5. The 2014 Pawtucket rotation. All of the early season AAA starting rotation received an extended audition in Boston, except Matt Barnes ( who did make his MLB debut in September in the Sox bullpen). Brandon Workman, Allen Webster, Rubby De La Rosa, Anthony Ranaudo, and to lesser extent, knuckle baller Stephen Wright all pitched in the Boston rotation for a longer time than was expected when leaving Fort Myers.
The conventional wisdom among the media and fans is that all of these hurlers essentially failed because they did not put up eye popping numbers and more importantly, none of them exhibited a put away strikeout pitch.
I would not argue that logic, but I do think some of them (especially Ranaudo and Workman may have been out of gas by late August and September). But without delving to deeply into the stats, I would suggest that if none of this group is an ace, they all ( even Wright) did show the ability to be a back end of the rotation starter or a helpful bullpen arm. Not being aces may not be what the fan base wants to hear, but there is value in developing fourth and fifth starters and power arms for your bullpen. Even though, Rubby was probably the most consistent starter in the group, I still think he has power closer written all over him. Do not be surprised if De La Rosa is the 2015 closer.

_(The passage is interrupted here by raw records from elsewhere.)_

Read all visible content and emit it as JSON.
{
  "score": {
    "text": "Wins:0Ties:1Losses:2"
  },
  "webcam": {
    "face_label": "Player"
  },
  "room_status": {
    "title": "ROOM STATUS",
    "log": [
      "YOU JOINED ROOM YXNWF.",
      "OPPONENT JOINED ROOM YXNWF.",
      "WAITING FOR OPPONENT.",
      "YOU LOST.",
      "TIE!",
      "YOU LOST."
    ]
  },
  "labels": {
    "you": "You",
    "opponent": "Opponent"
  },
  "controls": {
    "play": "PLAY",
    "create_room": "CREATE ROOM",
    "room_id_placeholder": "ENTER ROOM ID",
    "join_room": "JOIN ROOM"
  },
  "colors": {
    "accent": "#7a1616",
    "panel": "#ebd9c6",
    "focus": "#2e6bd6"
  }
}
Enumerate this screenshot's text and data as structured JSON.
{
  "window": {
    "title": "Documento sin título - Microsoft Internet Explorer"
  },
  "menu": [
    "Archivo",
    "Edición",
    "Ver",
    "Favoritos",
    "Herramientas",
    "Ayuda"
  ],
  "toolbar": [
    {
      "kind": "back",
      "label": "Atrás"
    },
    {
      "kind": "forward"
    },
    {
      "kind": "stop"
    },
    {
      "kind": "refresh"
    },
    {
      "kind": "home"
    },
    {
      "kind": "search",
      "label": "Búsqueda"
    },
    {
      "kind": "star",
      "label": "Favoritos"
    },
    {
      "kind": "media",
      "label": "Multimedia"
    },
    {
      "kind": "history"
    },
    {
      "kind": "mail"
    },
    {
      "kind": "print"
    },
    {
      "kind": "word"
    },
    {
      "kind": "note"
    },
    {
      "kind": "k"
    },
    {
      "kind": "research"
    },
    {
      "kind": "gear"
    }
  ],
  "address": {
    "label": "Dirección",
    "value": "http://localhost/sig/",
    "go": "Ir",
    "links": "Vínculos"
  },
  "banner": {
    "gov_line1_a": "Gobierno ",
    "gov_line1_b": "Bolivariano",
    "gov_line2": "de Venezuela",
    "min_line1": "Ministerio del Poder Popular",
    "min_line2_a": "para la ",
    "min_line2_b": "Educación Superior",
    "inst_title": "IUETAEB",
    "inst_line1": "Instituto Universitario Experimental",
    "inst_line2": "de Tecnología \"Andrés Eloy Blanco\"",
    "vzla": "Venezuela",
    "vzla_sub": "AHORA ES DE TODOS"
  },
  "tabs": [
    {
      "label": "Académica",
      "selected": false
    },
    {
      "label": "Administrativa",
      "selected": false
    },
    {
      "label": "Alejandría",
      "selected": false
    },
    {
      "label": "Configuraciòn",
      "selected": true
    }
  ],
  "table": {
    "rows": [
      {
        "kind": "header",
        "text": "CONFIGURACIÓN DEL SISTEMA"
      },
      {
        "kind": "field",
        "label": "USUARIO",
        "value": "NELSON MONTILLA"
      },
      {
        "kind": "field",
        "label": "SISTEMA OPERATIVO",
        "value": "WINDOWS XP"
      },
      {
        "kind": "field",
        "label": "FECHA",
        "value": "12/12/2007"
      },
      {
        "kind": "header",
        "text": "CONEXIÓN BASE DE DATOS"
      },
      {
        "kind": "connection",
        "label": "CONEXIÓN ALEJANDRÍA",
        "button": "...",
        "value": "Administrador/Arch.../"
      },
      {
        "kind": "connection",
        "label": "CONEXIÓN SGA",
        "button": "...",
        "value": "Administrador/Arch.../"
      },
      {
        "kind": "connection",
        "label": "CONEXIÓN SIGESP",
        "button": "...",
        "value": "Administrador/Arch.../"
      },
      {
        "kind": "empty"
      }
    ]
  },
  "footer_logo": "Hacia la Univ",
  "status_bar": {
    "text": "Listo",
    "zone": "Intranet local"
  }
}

The other positive about this entire group is they pitched well enough to entice other teams around the majors. Just check out the lack of starting depth for some teams around MLB. If the Sox packaged two of these arms, as two MLB starters at minimum wage, you could have the start of an impressive big trade package.
6. Christian Vazquez. The young catcher with the cannon for an arm, took the starting catching job in mid season and never let go. Vaz not only threw out over 50% of would be base stealers, but his work behind the plate, pitch framing, etc. was raved about by all including his manager John Farrell. The only question is his bat, but even there Christian is better than perceived. The average AL catcher in 2014 hit .240 with a OBP of .300. Vazquez hit .240 with a .308 OBP. There is almost no doubt at all Vazquez is the 2015 Opening day catcher. Normally, there would be no doubt he would be the Sox catcher for the next decade, but another catcher Blake Swihart hit AAA in August, and he is considered a much better hitter and he also throws out runners at a high %. If the Sox decided to keep Betts and Bogaerts, would Swihart be the big chip in a big off season deal?

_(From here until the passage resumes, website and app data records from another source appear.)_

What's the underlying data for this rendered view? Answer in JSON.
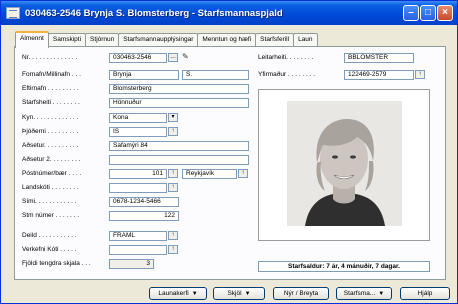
{
  "window": {
    "title": "030463-2546 Brynja S. Blomsterberg - Starfsmannaspjald"
  },
  "tabs": [
    "Almennt",
    "Samskipti",
    "Stjórnun",
    "Starfsmannaupplýsingar",
    "Menntun og hæfi",
    "Starfsferill",
    "Laun"
  ],
  "left_labels": {
    "nr": "Nr. . . . . . . . . . . . . .",
    "fornafn": "Fornafn/Millinafn . . .",
    "eftirnafn": "Eftirnafn . . . . . . . . .",
    "starfsheiti": "Starfsheiti . . . . . . . .",
    "kyn": "Kyn. . . . . . . . . . . . .",
    "thjoderni": "Þjóðerni . . . . . . . . .",
    "adsetur": "Aðsetur. . . . . . . . . .",
    "adsetur2": "Aðsetur 2. . . . . . . . .",
    "postnumer": "Póstnúmer/bær . . . .",
    "landskodi": "Landskóti . . . . . . . .",
    "simi": "Sími. . . . . . . . . . . .",
    "stm": "Stm númer . . . . . . .",
    "deild": "Deild . . . . . . . . . . .",
    "verkefni": "Verkefni Kóti . . . . .",
    "fjoldi": "Fjöldi tengdra skjala . . ."
  },
  "left_values": {
    "nr": "030463-2546",
    "fornafn": "Brynja",
    "millinafn": "S.",
    "eftirnafn": "Blomsterberg",
    "starfsheiti": "Hönnuður",
    "kyn": "Kona",
    "thjoderni": "IS",
    "adsetur": "Safamýri 84",
    "adsetur2": "",
    "postnumer": "101",
    "baer": "Reykjavík",
    "landskodi": "",
    "simi": "0678-1234-5466",
    "stm": "122",
    "deild": "FRAML",
    "verkefni": "",
    "fjoldi": "3"
  },
  "right_labels": {
    "leitarheiti": "Leitarheiti. . . . . . . .",
    "yfirmadur": "Yfirmaður . . . . . . . ."
  },
  "right_values": {
    "leitarheiti": "BBLOMSTER",
    "yfirmadur": "122469-2579"
  },
  "seniority": "Starfsaldur: 7 ár, 4 mánuðir, 7 dagar.",
  "buttons": {
    "launakerfi": "Launakerfi",
    "skjol": "Skjöl",
    "ny_breyta": "Nýr / Breyta",
    "starfsmadur": "Starfsma...",
    "hjalp": "Hjálp"
  },
  "colors": {
    "title_bar": "#0a5fe0",
    "tab_highlight": "#f1b33a",
    "window_bg": "#ece9d8"
  }
}
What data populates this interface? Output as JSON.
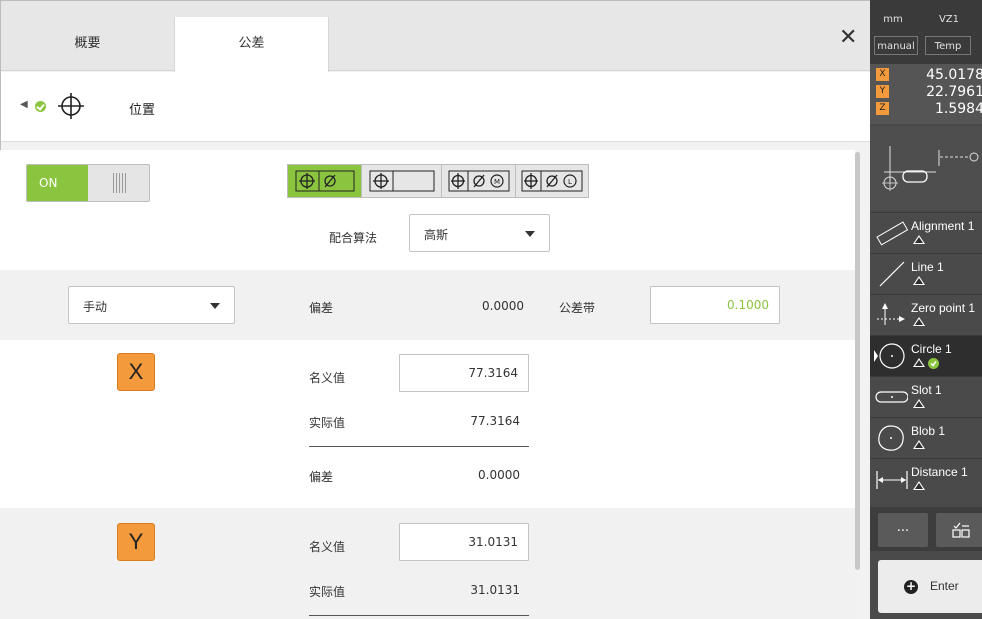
{
  "tabs": [
    {
      "label": "概要",
      "active": false
    },
    {
      "label": "公差",
      "active": true
    }
  ],
  "close_label": "✕",
  "breadcrumb": {
    "title": "位置"
  },
  "toggle": {
    "label": "ON",
    "state": "on"
  },
  "fit_algorithm": {
    "label": "配合算法",
    "value": "高斯"
  },
  "mode_select": {
    "value": "手动"
  },
  "deviation_row": {
    "label": "偏差",
    "value": "0.0000",
    "tol_label": "公差带",
    "tol_value": "0.1000"
  },
  "axes": [
    {
      "axis": "X",
      "nominal_label": "名义值",
      "nominal": "77.3164",
      "actual_label": "实际值",
      "actual": "77.3164",
      "deviation_label": "偏差",
      "deviation": "0.0000"
    },
    {
      "axis": "Y",
      "nominal_label": "名义值",
      "nominal": "31.0131",
      "actual_label": "实际值",
      "actual": "31.0131"
    }
  ],
  "sidebar": {
    "unit": "mm",
    "zone": "VZ1",
    "mode": "manual",
    "temp": "Temp",
    "coords": [
      {
        "axis": "X",
        "value": "45.0178"
      },
      {
        "axis": "Y",
        "value": "22.7961"
      },
      {
        "axis": "Z",
        "value": "1.5984"
      }
    ],
    "features": [
      {
        "name": "Alignment 1",
        "icon": "alignment-icon"
      },
      {
        "name": "Line 1",
        "icon": "line-icon"
      },
      {
        "name": "Zero point 1",
        "icon": "zero-point-icon"
      },
      {
        "name": "Circle 1",
        "icon": "circle-icon",
        "selected": true
      },
      {
        "name": "Slot 1",
        "icon": "slot-icon"
      },
      {
        "name": "Blob 1",
        "icon": "blob-icon"
      },
      {
        "name": "Distance 1",
        "icon": "distance-icon"
      }
    ],
    "more_label": "...",
    "enter_label": "Enter"
  },
  "colors": {
    "accent_green": "#8bc53f",
    "axis_orange": "#f39a3c",
    "sidebar_dark": "#4a4a4a"
  }
}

7. Rusney Castillo. Just a brief mention about the 27 year old Cuban outfielder, who made a brief appearance in Boston after signing in late August for 7 years (including 2014) and 72.5 million dollars. Rusney appears to have a power ( 20 HR type) speed combo (although not as blazing fast as first advertised). Castillo had not played for well over a year while he defected from Cuba, so next spring may really show what the Sox have here.